Property fraud is on the increase and fraud methods change all the time. You should look out for anything that seems unusual or suspicious, as usually there will be more than one sign that fraud is being committed.
- What are the types of property fraud?
- Am I at risk of property fraud?
- What can I do if I think I’m at risk?
- Ensuring your protection during a property transaction
- As simple and stress free as possible
Identity theft and impersonation
Criminals may impersonate anyone involved in a property transaction, including owners, buyers, borrowers, lenders or conveyancers.
One of the ways that property fraud can occur is where a fraudster has used forged documents to claim they are the owner of a property. They then apply for mortgages against that property and the mortgage is registered against the title to the property at the Land Registry. The fraudster then pockets the proceeds of the mortgage and disappears leaving the owner of the property with a debt they know nothing about until the lender claims they have defaulted on the mortgage.
If a property already has a mortgage secured against it, then the consent of the original lender is required before additional borrowing can be completed which makes any fraud harder to undertake.
If you do not have a mortgage or do not live at the property and therefore do not receive any notices or letters that are sent there, you can protect yourself in several ways.
We would recommend that you make sure that you notify the Land Registry of any change of address you may have so that they have up to date records of where to write to you. You can have up to three addresses listed including an email address, so if you travel frequently you will be able to choose the most appropriate addresses for you.
It is possible to register a restriction on your legal title. This requires the consent of a third party before a mortgage can be completed and registered against the title to your property. You can apply for a restriction if you live in the property but you have to pay a fee. If you don’t live in the property but own it privately, it is free.
Criminals may use false ID to pretend to be a buyer and make an offer, then withdraw before exchanging. They can then use the information they’ve learned during the process to commit title fraud on the owner of the property. They may also continue with the transaction and steal any money raised from the lender.
Criminals may attempt to sell or mortgage a property by impersonating an owner using false or stolen ID.
Criminals often target:
- sole owners, especially of unmortgaged properties
- owners who have died
- owners living overseas
- absent owners, especially landlords
- owners who are in a hospital or care home
- owners who have built up equity in their property
A criminal may pretend to be a conveyancer or to act for an authorised firm of conveyancers. You should check the details of the conveyancer acting for the other party to make sure they’re correctly registered.
Criminals may submit forged discharges - a formal recognition that a mortgage has been paid off.
Be wary if the source of the discharge is not a lender regulated by the Financial Conduct Authority, or where the lender itself does not give you the discharge.

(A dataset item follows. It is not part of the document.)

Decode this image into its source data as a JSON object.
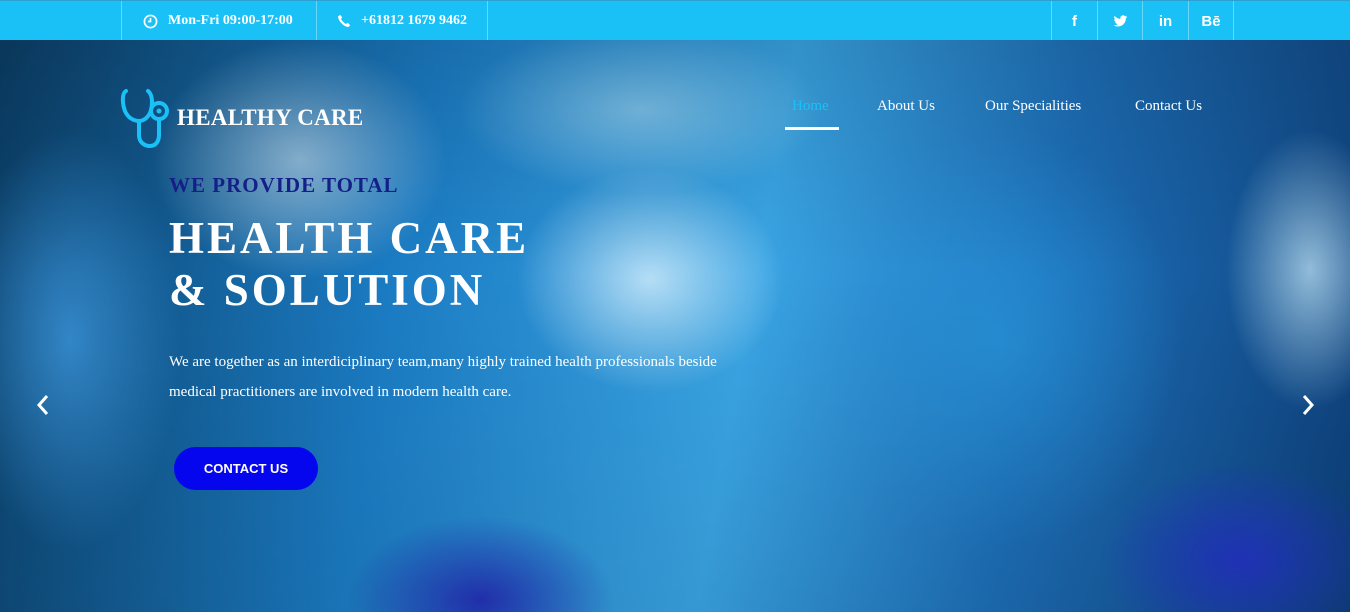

Anyone who owns or is in the process of buying a home could potentially be targeted by scams, but some homeowners are more at risk than others.
If your property is empty or rented out, it is more vulnerable to fraud. Properties that aren’t mortgaged are seen as more high risk, as are those that are not registered with the Land Registry.
Properties most likely to be unregistered are those that haven’t been mortgaged or sold since 1990.
The first thing you should do is to sign up to the Land Registry Property Alert service.
Alerts are sent to you via email when official searches and applications are received against the property you want monitored.
If someone tries to make changes to a property you have registered – such as applying to change the registered owner of your property – a notification is sent to you via email.
It won’t automatically block any changes to the register but it will tell you what is happening so you can take appropriate action if necessary.
It’s a good service for landlords too, as you can monitor up to ten properties at one time free of charge.
More than one person can monitor a property at the same time, which is useful if you and your siblings are looking after a property for parents in care.
As professional property conveyancing solicitors, we actively engage with our clients to ensure that your data and monies are well protected. We insist that your bank details are only sent by post and will alert you to potential scams such as ignoring emails or phone calls that claim last minute changes of bank account details.
We would also advise:
- Do not send your bank details by email to anyone, either phone them through or take them into their office - if this is possible
- Choose your conveyancing solicitor carefully. Tees (incorporated under the name Stanley Tee LLP) is registered with the Law Society and the Council for Licensed Conveyancers
- Read anything sent to you by your conveyancing solicitor very carefully. We provide our clients with our bank details at the outset, by post and we stress that those details will not change
- If you are being pushed to proceed very quickly, be careful. Fraudsters often use this tactic so that emails are used and corners are cut
Whether you're buying your first house or expanding your buy-to-let portfolio, we keep in touch regularly and try to keep the process as simple and stress-free as possible.
Our property solicitors are members of the Law Society's Conveyancing quality scheme. When you’re ready to make your move, call us to get a conveyancing quote.
Chat to the Author, Anne Elliss
Executive Partner, Brentwood officeMeet Anne